_Activity_:
Write out all the entries word for word and omit any pictures.
[[ Entries provided, beginning ]]
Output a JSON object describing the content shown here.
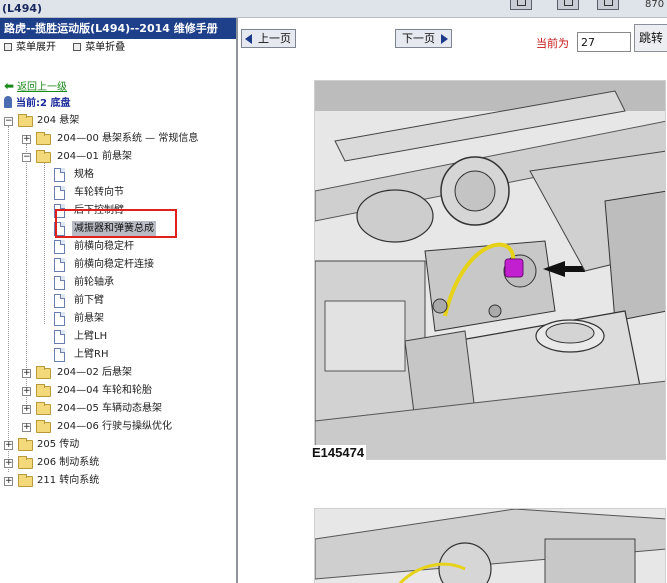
{
  "window": {
    "title": "(L494)",
    "corner_text": "870"
  },
  "sidebar": {
    "doc_title": "路虎--揽胜运动版(L494)--2014 维修手册",
    "menu_expand": "菜单展开",
    "menu_collapse": "菜单折叠",
    "back_link": "返回上一级",
    "current": "当前:2 底盘",
    "tree": {
      "n204": "204 悬架",
      "n204_00": "204—00 悬架系统 — 常规信息",
      "n204_01": "204—01 前悬架",
      "leaf_1": "规格",
      "leaf_2": "车轮转向节",
      "leaf_3": "后下控制臂",
      "leaf_4": "减振器和弹簧总成",
      "leaf_5": "前横向稳定杆",
      "leaf_6": "前横向稳定杆连接",
      "leaf_7": "前轮轴承",
      "leaf_8": "前下臂",
      "leaf_9": "前悬架",
      "leaf_10": "上臂LH",
      "leaf_11": "上臂RH",
      "n204_02": "204—02 后悬架",
      "n204_04": "204—04 车轮和轮胎",
      "n204_05": "204—05 车辆动态悬架",
      "n204_06": "204—06 行驶与操纵优化",
      "n205": "205 传动",
      "n206": "206 制动系统",
      "n211": "211 转向系统"
    }
  },
  "main": {
    "prev_label": "上一页",
    "next_label": "下一页",
    "current_label": "当前为",
    "page_value": "27",
    "jump_label": "跳转",
    "figure_caption": "E145474"
  },
  "colors": {
    "title_bar": "#1e3f8a",
    "highlight_box": "#e0201c",
    "current_label": "#c81818",
    "back_link": "#1a8a1a",
    "marker": "#c21fd0"
  }
}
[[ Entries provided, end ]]
_Response_:
Output a JSON object describing the content shown here.
{
  "window": {
    "title": "(L494)",
    "corner_text": "870"
  },
  "sidebar": {
    "doc_title": "路虎--揽胜运动版(L494)--2014 维修手册",
    "menu_expand": "菜单展开",
    "menu_collapse": "菜单折叠",
    "back_link": "返回上一级",
    "current": "当前:2 底盘",
    "tree": {
      "n204": "204 悬架",
      "n204_00": "204—00 悬架系统 — 常规信息",
      "n204_01": "204—01 前悬架",
      "leaf_1": "规格",
      "leaf_2": "车轮转向节",
      "leaf_3": "后下控制臂",
      "leaf_4": "减振器和弹簧总成",
      "leaf_5": "前横向稳定杆",
      "leaf_6": "前横向稳定杆连接",
      "leaf_7": "前轮轴承",
      "leaf_8": "前下臂",
      "leaf_9": "前悬架",
      "leaf_10": "上臂LH",
      "leaf_11": "上臂RH",
      "n204_02": "204—02 后悬架",
      "n204_04": "204—04 车轮和轮胎",
      "n204_05": "204—05 车辆动态悬架",
      "n204_06": "204—06 行驶与操纵优化",
      "n205": "205 传动",
      "n206": "206 制动系统",
      "n211": "211 转向系统"
    }
  },
  "main": {
    "prev_label": "上一页",
    "next_label": "下一页",
    "current_label": "当前为",
    "page_value": "27",
    "jump_label": "跳转",
    "figure_caption": "E145474"
  },
  "colors": {
    "title_bar": "#1e3f8a",
    "highlight_box": "#e0201c",
    "current_label": "#c81818",
    "back_link": "#1a8a1a",
    "marker": "#c21fd0"
  }
}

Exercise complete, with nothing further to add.